**Exercise:** Find all the lines in the material below with the word "Expert", and copy them.

**Given data:**
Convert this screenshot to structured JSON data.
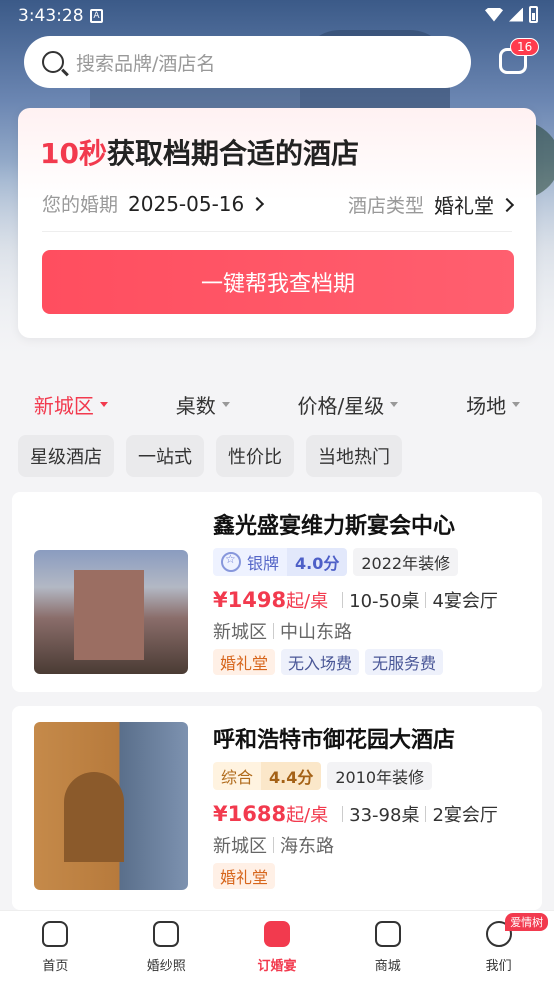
{
  "status_bar": {
    "time": "3:43:28"
  },
  "search": {
    "placeholder": "搜索品牌/酒店名"
  },
  "messages": {
    "badge": "16"
  },
  "promo": {
    "title_highlight": "10秒",
    "title_rest": "获取档期合适的酒店",
    "date_label": "您的婚期",
    "date_value": "2025-05-16",
    "type_label": "酒店类型",
    "type_value": "婚礼堂",
    "cta": "一键帮我查档期"
  },
  "filters": [
    {
      "label": "新城区",
      "active": true
    },
    {
      "label": "桌数"
    },
    {
      "label": "价格/星级"
    },
    {
      "label": "场地"
    }
  ],
  "chips": [
    "星级酒店",
    "一站式",
    "性价比",
    "当地热门"
  ],
  "hotels": [
    {
      "name": "鑫光盛宴维力斯宴会中心",
      "rank_label": "银牌",
      "score": "4.0分",
      "renovation": "2022年装修",
      "price": "¥1498",
      "price_unit": "起/桌",
      "tables": "10-50桌",
      "halls": "4宴会厅",
      "district": "新城区",
      "road": "中山东路",
      "tags": [
        "婚礼堂",
        "无入场费",
        "无服务费"
      ]
    },
    {
      "name": "呼和浩特市御花园大酒店",
      "rank_label": "综合",
      "score": "4.4分",
      "renovation": "2010年装修",
      "price": "¥1688",
      "price_unit": "起/桌",
      "tables": "33-98桌",
      "halls": "2宴会厅",
      "district": "新城区",
      "road": "海东路",
      "tags": [
        "婚礼堂"
      ]
    }
  ],
  "tabbar": [
    {
      "label": "首页"
    },
    {
      "label": "婚纱照"
    },
    {
      "label": "订婚宴",
      "active": true
    },
    {
      "label": "商城"
    },
    {
      "label": "我们",
      "badge": "爱情树"
    }
  ]
}
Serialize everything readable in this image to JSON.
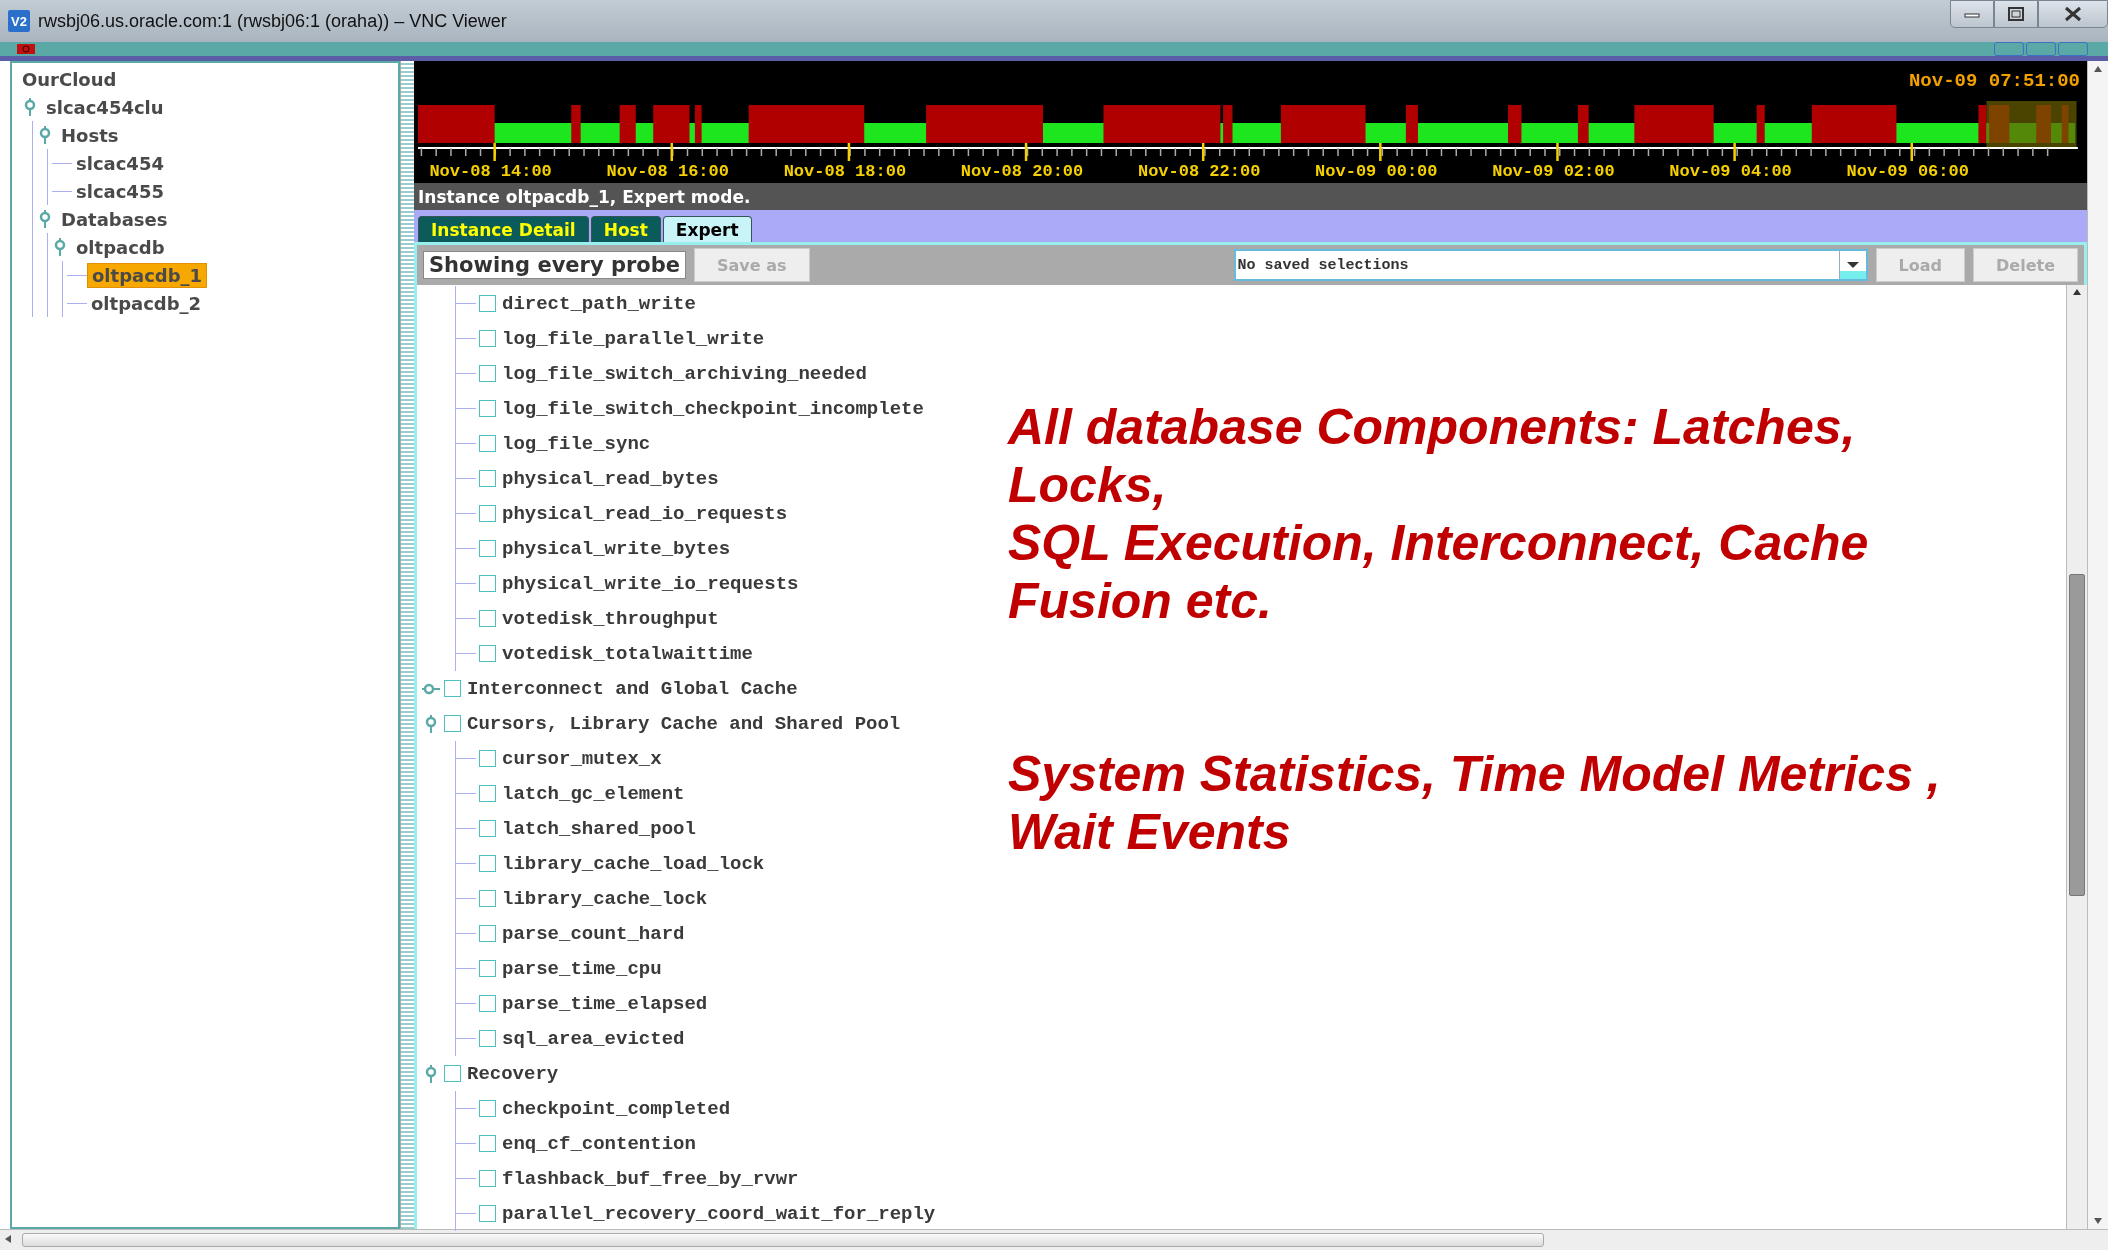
{
  "window": {
    "title": "rwsbj06.us.oracle.com:1 (rwsbj06:1 (oraha)) – VNC Viewer",
    "app_icon": "V2"
  },
  "cluster_tree": [
    {
      "label": "OurCloud",
      "selected": false,
      "children": [
        {
          "label": "slcac454clu",
          "selected": false,
          "expanded": true,
          "children": [
            {
              "label": "Hosts",
              "selected": false,
              "expanded": true,
              "children": [
                {
                  "label": "slcac454",
                  "selected": false
                },
                {
                  "label": "slcac455",
                  "selected": false
                }
              ]
            },
            {
              "label": "Databases",
              "selected": false,
              "expanded": true,
              "children": [
                {
                  "label": "oltpacdb",
                  "selected": false,
                  "expanded": true,
                  "children": [
                    {
                      "label": "oltpacdb_1",
                      "selected": true
                    },
                    {
                      "label": "oltpacdb_2",
                      "selected": false
                    }
                  ]
                }
              ]
            }
          ]
        }
      ]
    }
  ],
  "timeline": {
    "current_time": "Nov-09 07:51:00",
    "labels": [
      "Nov-08 14:00",
      "Nov-08 16:00",
      "Nov-08 18:00",
      "Nov-08 20:00",
      "Nov-08 22:00",
      "Nov-09 00:00",
      "Nov-09 02:00",
      "Nov-09 04:00",
      "Nov-09 06:00"
    ]
  },
  "status": "Instance oltpacdb_1, Expert mode.",
  "tabs": [
    {
      "label": "Instance Detail",
      "selected": false
    },
    {
      "label": "Host",
      "selected": false
    },
    {
      "label": "Expert",
      "selected": true
    }
  ],
  "toolbar": {
    "filter_label": "Showing every probe",
    "save_button": {
      "label": "Save as",
      "disabled": true
    },
    "selection_combo": {
      "value": "No saved selections"
    },
    "load_button": {
      "label": "Load",
      "disabled": true
    },
    "delete_button": {
      "label": "Delete",
      "disabled": true
    }
  },
  "probe_list": {
    "continued_items": [
      {
        "label": "direct_path_write",
        "checked": false
      },
      {
        "label": "log_file_parallel_write",
        "checked": false
      },
      {
        "label": "log_file_switch_archiving_needed",
        "checked": false
      },
      {
        "label": "log_file_switch_checkpoint_incomplete",
        "checked": false
      },
      {
        "label": "log_file_sync",
        "checked": false
      },
      {
        "label": "physical_read_bytes",
        "checked": false
      },
      {
        "label": "physical_read_io_requests",
        "checked": false
      },
      {
        "label": "physical_write_bytes",
        "checked": false
      },
      {
        "label": "physical_write_io_requests",
        "checked": false
      },
      {
        "label": "votedisk_throughput",
        "checked": false
      },
      {
        "label": "votedisk_totalwaittime",
        "checked": false
      }
    ],
    "groups": [
      {
        "label": "Interconnect and Global Cache",
        "checked": false,
        "expanded": false
      },
      {
        "label": "Cursors, Library Cache and Shared Pool",
        "checked": false,
        "expanded": true,
        "children": [
          {
            "label": "cursor_mutex_x",
            "checked": false
          },
          {
            "label": "latch_gc_element",
            "checked": false
          },
          {
            "label": "latch_shared_pool",
            "checked": false
          },
          {
            "label": "library_cache_load_lock",
            "checked": false
          },
          {
            "label": "library_cache_lock",
            "checked": false
          },
          {
            "label": "parse_count_hard",
            "checked": false
          },
          {
            "label": "parse_time_cpu",
            "checked": false
          },
          {
            "label": "parse_time_elapsed",
            "checked": false
          },
          {
            "label": "sql_area_evicted",
            "checked": false
          }
        ]
      },
      {
        "label": "Recovery",
        "checked": false,
        "expanded": true,
        "children": [
          {
            "label": "checkpoint_completed",
            "checked": false
          },
          {
            "label": "enq_cf_contention",
            "checked": false
          },
          {
            "label": "flashback_buf_free_by_rvwr",
            "checked": false
          },
          {
            "label": "parallel_recovery_coord_wait_for_reply",
            "checked": false
          }
        ]
      }
    ]
  },
  "annotations": [
    {
      "lines": [
        "All database Components: Latches,",
        "Locks,",
        "SQL Execution, Interconnect, Cache",
        "Fusion etc."
      ]
    },
    {
      "lines": [
        "System Statistics, Time Model Metrics ,",
        "Wait Events"
      ]
    }
  ]
}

**Solution below:**
  "status": "Instance oltpacdb_1, Expert mode.",
      "label": "Expert",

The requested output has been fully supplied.